== Input for this task

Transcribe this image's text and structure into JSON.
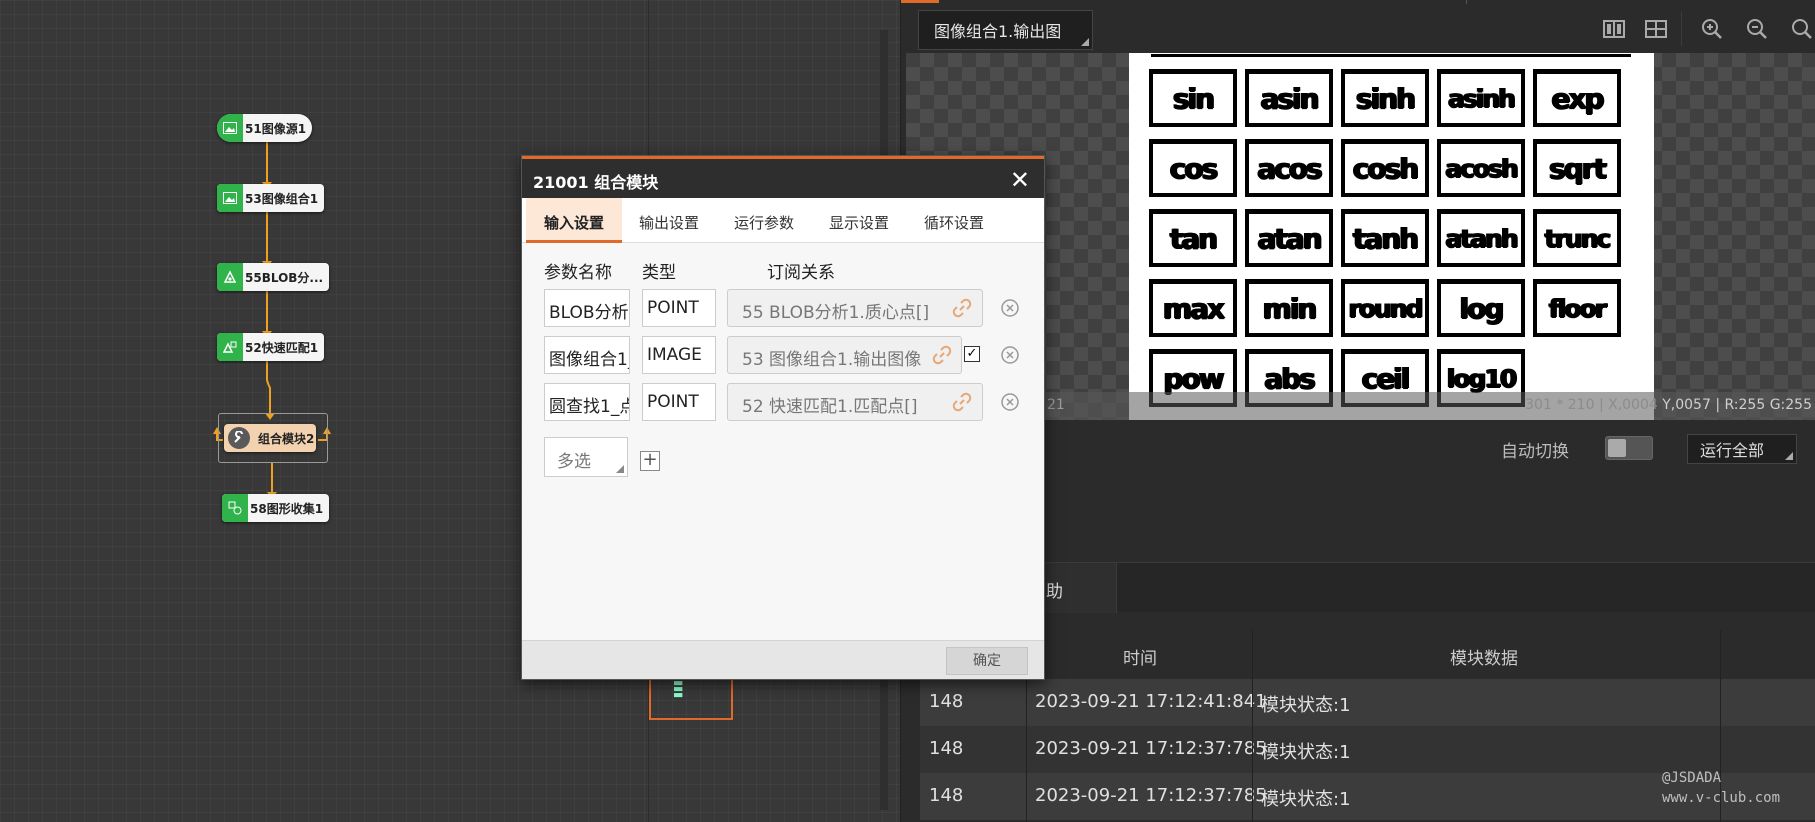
{
  "flow": {
    "nodes": [
      {
        "id": "n1",
        "label": "51图像源1"
      },
      {
        "id": "n2",
        "label": "53图像组合1"
      },
      {
        "id": "n3",
        "label": "55BLOB分..."
      },
      {
        "id": "n4",
        "label": "52快速匹配1"
      },
      {
        "id": "n5",
        "label": "组合模块2"
      },
      {
        "id": "n6",
        "label": "58图形收集1"
      }
    ]
  },
  "dialog": {
    "title": "21001 组合模块",
    "close": "✕",
    "tabs": [
      "输入设置",
      "输出设置",
      "运行参数",
      "显示设置",
      "循环设置"
    ],
    "columns": {
      "name": "参数名称",
      "type": "类型",
      "subscription": "订阅关系"
    },
    "params": [
      {
        "name": "BLOB分析",
        "type": "POINT",
        "subscription": "55 BLOB分析1.质心点[]",
        "checked": false
      },
      {
        "name": "图像组合1_",
        "type": "IMAGE",
        "subscription": "53 图像组合1.输出图像",
        "checked": true
      },
      {
        "name": "圆查找1_点",
        "type": "POINT",
        "subscription": "52 快速匹配1.匹配点[]",
        "checked": false
      }
    ],
    "multi_select": "多选",
    "add": "+",
    "confirm": "确定"
  },
  "viewer": {
    "tab_label": "图像组合1.输出图",
    "preview_words": [
      "sin",
      "asin",
      "sinh",
      "asinh",
      "exp",
      "cos",
      "acos",
      "cosh",
      "acosh",
      "sqrt",
      "tan",
      "atan",
      "tanh",
      "atanh",
      "trunc",
      "max",
      "min",
      "round",
      "log",
      "floor",
      "pow",
      "abs",
      "ceil",
      "log10"
    ],
    "status_left": "21",
    "status_size": "301 * 210",
    "status_x": "X,0004",
    "status_y": "Y,0057",
    "status_r": "R:255",
    "status_g": "G:255"
  },
  "controls": {
    "auto_switch": "自动切换",
    "run_all": "运行全部"
  },
  "bottom": {
    "help_tab": "帮助",
    "table": {
      "headers": [
        "时间",
        "模块数据"
      ],
      "rows": [
        {
          "id": "148",
          "time": "2023-09-21 17:12:41:841",
          "data": "模块状态:1"
        },
        {
          "id": "148",
          "time": "2023-09-21 17:12:37:785",
          "data": "模块状态:1"
        },
        {
          "id": "148",
          "time": "2023-09-21 17:12:37:785",
          "data": "模块状态:1"
        }
      ]
    }
  },
  "watermark": {
    "line1": "@JSDADA",
    "line2": "www.v-club.com"
  },
  "colors": {
    "accent": "#e06a2a",
    "node_green": "#2fb34a"
  }
}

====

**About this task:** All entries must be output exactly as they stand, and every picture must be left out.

**Solution:**
Transcribe this image's text and structure into JSON.
{
  "flow": {
    "nodes": [
      {
        "id": "n1",
        "label": "51图像源1"
      },
      {
        "id": "n2",
        "label": "53图像组合1"
      },
      {
        "id": "n3",
        "label": "55BLOB分..."
      },
      {
        "id": "n4",
        "label": "52快速匹配1"
      },
      {
        "id": "n5",
        "label": "组合模块2"
      },
      {
        "id": "n6",
        "label": "58图形收集1"
      }
    ]
  },
  "dialog": {
    "title": "21001 组合模块",
    "close": "✕",
    "tabs": [
      "输入设置",
      "输出设置",
      "运行参数",
      "显示设置",
      "循环设置"
    ],
    "columns": {
      "name": "参数名称",
      "type": "类型",
      "subscription": "订阅关系"
    },
    "params": [
      {
        "name": "BLOB分析",
        "type": "POINT",
        "subscription": "55 BLOB分析1.质心点[]",
        "checked": false
      },
      {
        "name": "图像组合1_",
        "type": "IMAGE",
        "subscription": "53 图像组合1.输出图像",
        "checked": true
      },
      {
        "name": "圆查找1_点",
        "type": "POINT",
        "subscription": "52 快速匹配1.匹配点[]",
        "checked": false
      }
    ],
    "multi_select": "多选",
    "add": "+",
    "confirm": "确定"
  },
  "viewer": {
    "tab_label": "图像组合1.输出图",
    "preview_words": [
      "sin",
      "asin",
      "sinh",
      "asinh",
      "exp",
      "cos",
      "acos",
      "cosh",
      "acosh",
      "sqrt",
      "tan",
      "atan",
      "tanh",
      "atanh",
      "trunc",
      "max",
      "min",
      "round",
      "log",
      "floor",
      "pow",
      "abs",
      "ceil",
      "log10"
    ],
    "status_left": "21",
    "status_size": "301 * 210",
    "status_x": "X,0004",
    "status_y": "Y,0057",
    "status_r": "R:255",
    "status_g": "G:255"
  },
  "controls": {
    "auto_switch": "自动切换",
    "run_all": "运行全部"
  },
  "bottom": {
    "help_tab": "帮助",
    "table": {
      "headers": [
        "时间",
        "模块数据"
      ],
      "rows": [
        {
          "id": "148",
          "time": "2023-09-21 17:12:41:841",
          "data": "模块状态:1"
        },
        {
          "id": "148",
          "time": "2023-09-21 17:12:37:785",
          "data": "模块状态:1"
        },
        {
          "id": "148",
          "time": "2023-09-21 17:12:37:785",
          "data": "模块状态:1"
        }
      ]
    }
  },
  "watermark": {
    "line1": "@JSDADA",
    "line2": "www.v-club.com"
  },
  "colors": {
    "accent": "#e06a2a",
    "node_green": "#2fb34a"
  }
}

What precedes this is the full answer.